● EXERCISE AIM: Please reproduce the entries below exactly, omitting any images they contain.

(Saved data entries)
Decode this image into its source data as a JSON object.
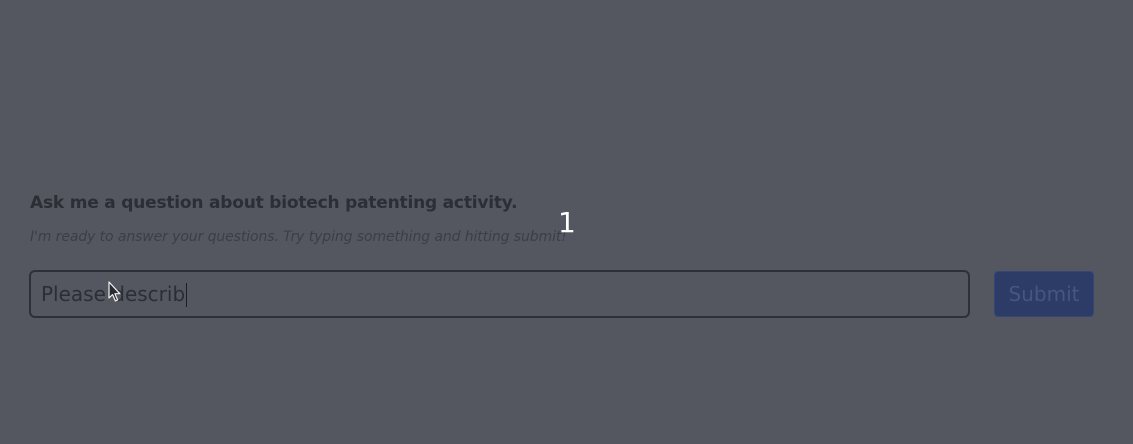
{
  "prompt": {
    "heading": "Ask me a question about biotech patenting activity.",
    "subtext": "I'm ready to answer your questions. Try typing something and hitting submit!"
  },
  "overlay": {
    "step_number": "1"
  },
  "query_input": {
    "value": "Please describ"
  },
  "submit": {
    "label": "Submit"
  },
  "colors": {
    "background": "#545660",
    "text": "#2c2e36",
    "button_bg": "#2c3c66",
    "button_text": "#47557f"
  },
  "icons": {
    "cursor": "mouse-pointer-icon"
  }
}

● RESPONSE TO THIS EXERCISE:
Decode this image into its source data as a JSON object.
{
  "prompt": {
    "heading": "Ask me a question about biotech patenting activity.",
    "subtext": "I'm ready to answer your questions. Try typing something and hitting submit!"
  },
  "overlay": {
    "step_number": "1"
  },
  "query_input": {
    "value": "Please describ"
  },
  "submit": {
    "label": "Submit"
  },
  "colors": {
    "background": "#545660",
    "text": "#2c2e36",
    "button_bg": "#2c3c66",
    "button_text": "#47557f"
  },
  "icons": {
    "cursor": "mouse-pointer-icon"
  }
}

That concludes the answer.